Ink: The Way It’s Always Been

Takara Bayley-Gale, Poetry

Clothes are my art-form

they are the stories

the dances

the sculptures

the compositions

that guide my thoughts

and connect me to the world,

helping me feel more alive.


My mother believes

that girls should dress in


and shape-less clothes

so she makes me stray away from the newer, tighter fabrics

that are cut just an inch or two from the acceptable clothes

or reveal just a little bit more skin than she would like

yet I still find myself gazing at the pinks,

the blues,

the oranges,

the yellows

in the shorter tops, dresses, and skirts

that I had seen in my friends’ closets.




Crop tops.

Are all forbidden.

Girls are not supposed to show off their bodies,

showing them off makes the boys

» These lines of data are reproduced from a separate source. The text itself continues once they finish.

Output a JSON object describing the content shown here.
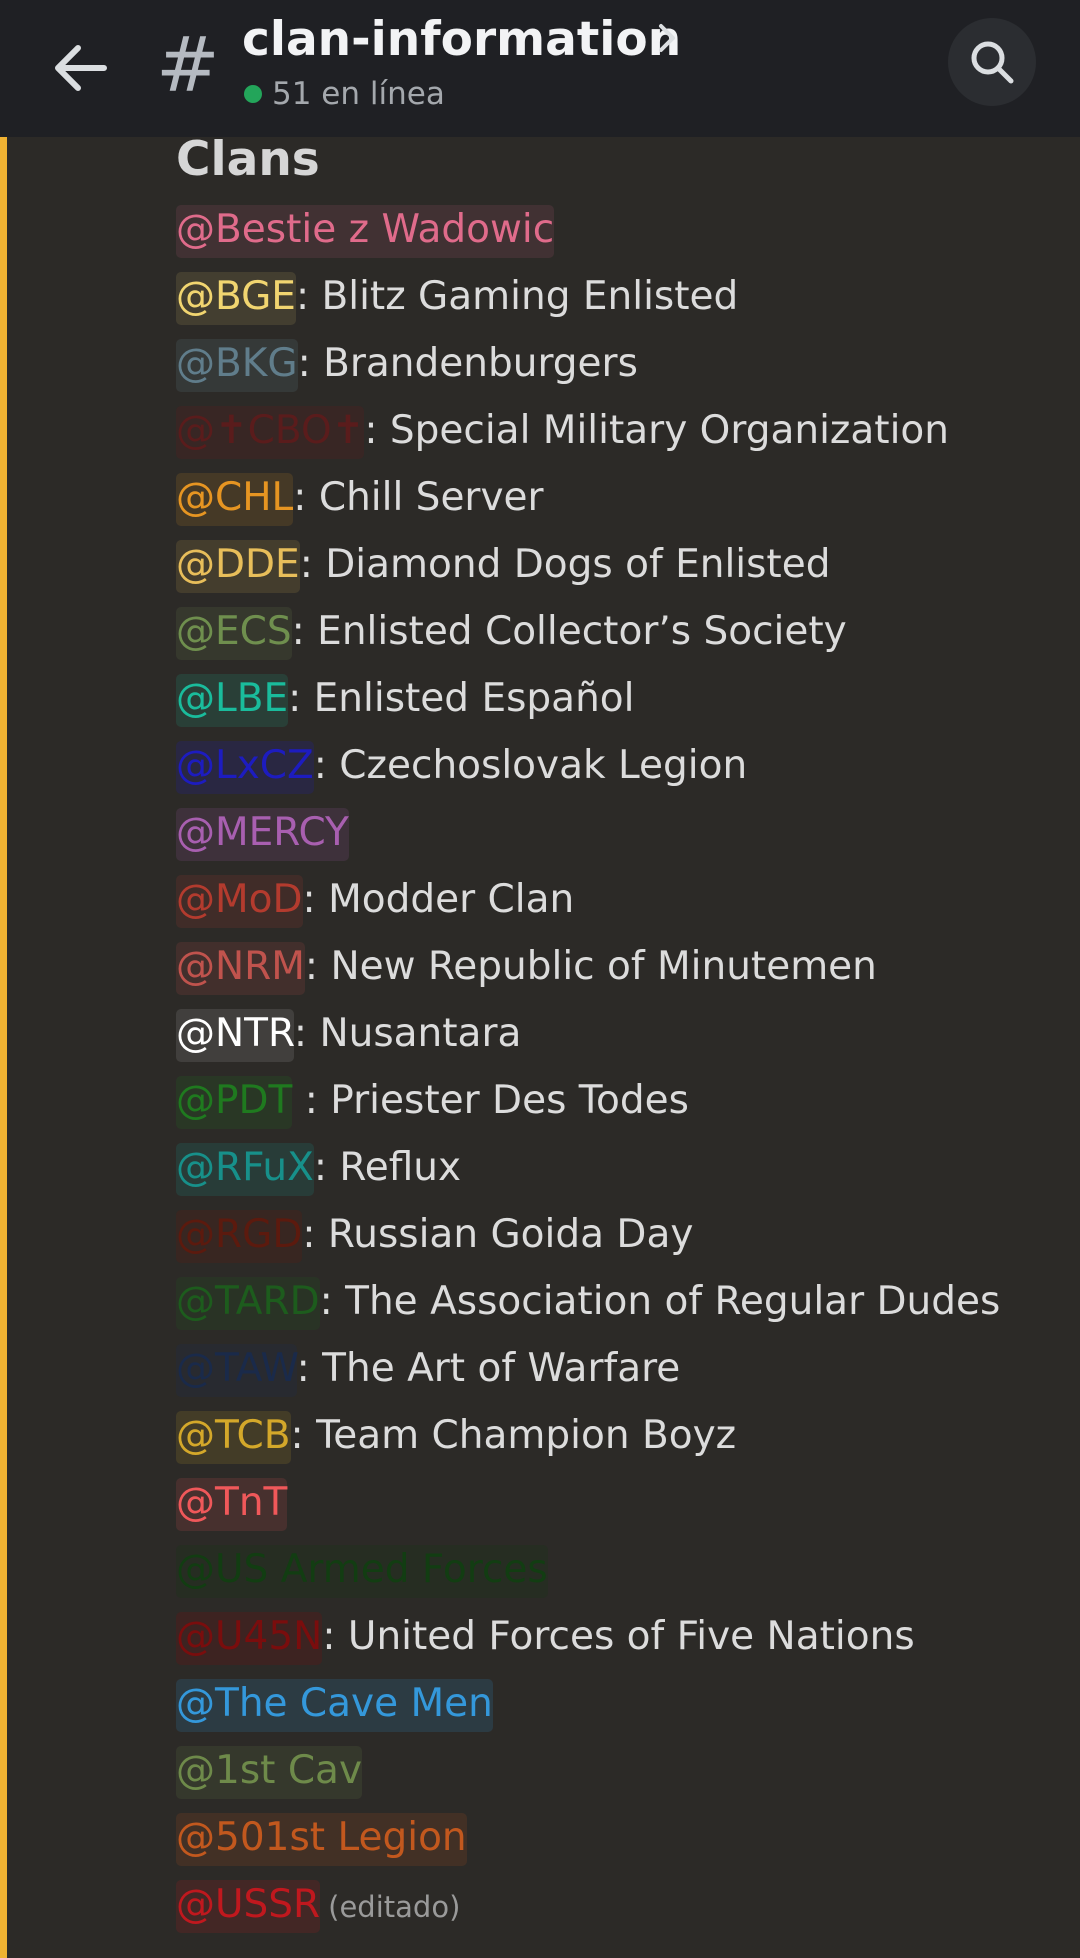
{
  "header": {
    "channel_name": "clan-information",
    "channel_icon": "hash-icon",
    "online_status": "51 en línea"
  },
  "heading": "Clans",
  "rows": [
    {
      "tag": "@Bestie z Wadowic",
      "desc": "",
      "color": "#e06b8b",
      "bg": "rgba(224,107,139,0.12)"
    },
    {
      "tag": "@BGE",
      "desc": ": Blitz Gaming Enlisted",
      "color": "#f1d570",
      "bg": "rgba(241,213,112,0.12)"
    },
    {
      "tag": "@BKG",
      "desc": ": Brandenburgers",
      "color": "#607d8b",
      "bg": "rgba(96,125,139,0.18)"
    },
    {
      "tag": "@✝CBO✝",
      "desc": ": Special Military Organization",
      "color": "#5a1c1c",
      "bg": "rgba(90,28,28,0.25)"
    },
    {
      "tag": "@CHL",
      "desc": ": Chill Server",
      "color": "#e69522",
      "bg": "rgba(230,149,34,0.14)"
    },
    {
      "tag": "@DDE",
      "desc": ": Diamond Dogs of Enlisted",
      "color": "#e8be5a",
      "bg": "rgba(232,190,90,0.13)"
    },
    {
      "tag": "@ECS",
      "desc": ": Enlisted Collector’s Society",
      "color": "#6f8f4e",
      "bg": "rgba(111,143,78,0.15)"
    },
    {
      "tag": "@LBE",
      "desc": ": Enlisted Español",
      "color": "#1abc9c",
      "bg": "rgba(26,188,156,0.14)"
    },
    {
      "tag": "@LxCZ",
      "desc": ": Czechoslovak Legion",
      "color": "#1d1cc0",
      "bg": "rgba(29,28,192,0.18)"
    },
    {
      "tag": "@MERCY",
      "desc": "",
      "color": "#a85fb0",
      "bg": "rgba(168,95,176,0.15)"
    },
    {
      "tag": "@MoD",
      "desc": ": Modder Clan",
      "color": "#b33b2e",
      "bg": "rgba(179,59,46,0.15)"
    },
    {
      "tag": "@NRM",
      "desc": ": New Republic of Minutemen",
      "color": "#c0534d",
      "bg": "rgba(192,83,77,0.15)"
    },
    {
      "tag": "@NTR",
      "desc": ": Nusantara",
      "color": "#ffffff",
      "bg": "rgba(255,255,255,0.10)"
    },
    {
      "tag": "@PDT",
      "desc": " : Priester Des Todes",
      "color": "#1f7a1f",
      "bg": "rgba(31,122,31,0.16)"
    },
    {
      "tag": "@RFuX",
      "desc": ": Reflux",
      "color": "#17908a",
      "bg": "rgba(23,144,138,0.18)"
    },
    {
      "tag": "@RGD",
      "desc": ": Russian Goida Day",
      "color": "#5c1a0e",
      "bg": "rgba(92,26,14,0.25)"
    },
    {
      "tag": "@TARD",
      "desc": ": The Association of Regular Dudes",
      "color": "#1d5c1d",
      "bg": "rgba(29,92,29,0.20)"
    },
    {
      "tag": "@TAW",
      "desc": ": The Art of Warfare",
      "color": "#1a2a4a",
      "bg": "rgba(26,42,74,0.25)"
    },
    {
      "tag": "@TCB",
      "desc": ": Team Champion Boyz",
      "color": "#d4a82a",
      "bg": "rgba(212,168,42,0.14)"
    },
    {
      "tag": "@TnT",
      "desc": "",
      "color": "#f0585a",
      "bg": "rgba(240,88,90,0.14)"
    },
    {
      "tag": "@US Armed Forces",
      "desc": "",
      "color": "#123d12",
      "bg": "rgba(18,61,18,0.22)"
    },
    {
      "tag": "@U45N",
      "desc": ": United Forces of Five Nations",
      "color": "#7a0d0d",
      "bg": "rgba(122,13,13,0.22)"
    },
    {
      "tag": "@The Cave Men",
      "desc": "",
      "color": "#3498db",
      "bg": "rgba(52,152,219,0.16)"
    },
    {
      "tag": "@1st Cav",
      "desc": "",
      "color": "#6e8a4a",
      "bg": "rgba(110,138,74,0.15)"
    },
    {
      "tag": "@501st Legion",
      "desc": "",
      "color": "#c2581e",
      "bg": "rgba(194,88,30,0.15)"
    },
    {
      "tag": "@USSR",
      "desc": "",
      "color": "#c0181e",
      "bg": "rgba(192,24,30,0.16)"
    }
  ],
  "edited_label": "(editado)",
  "colors": {
    "header_bg": "#1f2024",
    "content_bg": "#2c2a27",
    "accent_bar": "#f0b232",
    "online_dot": "#23a55a"
  }
}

feel like we’re opening our arms and legs to any and everything.

But why,

Why do boys get to think that?

Do they all go around thinking that?

That the way we dress is a translation of consent?


I remember when I was younger

all the outfits were identical in my school.

Then, no one cared about what you wore

because we all wore the same thing.

Now, I have a choice.

Whether I would want to be called a name and own a label I would be assigned

or hide all the colors and patterns lurking in my closet.

What would I choose?

Living with or against the patriarchy?


Secretly, I wish that I still had that boring uniform again so my thoughts

about the colors and patterns

would hide away

and would only be shown by those I see on weekends and over the summer

But I would still would wish for my stories

or my dances

or my sculptures

or my compositions

to comfort me as I search for myself in the dazed confusion of my mind.


Many girls show their art off

so vividly and colorfully

yet people stare

the boys and girls point and whisper

the boys take advantage of the sight of them and proclaim they love them

then they talk and label them

because it’s the way it’s always been.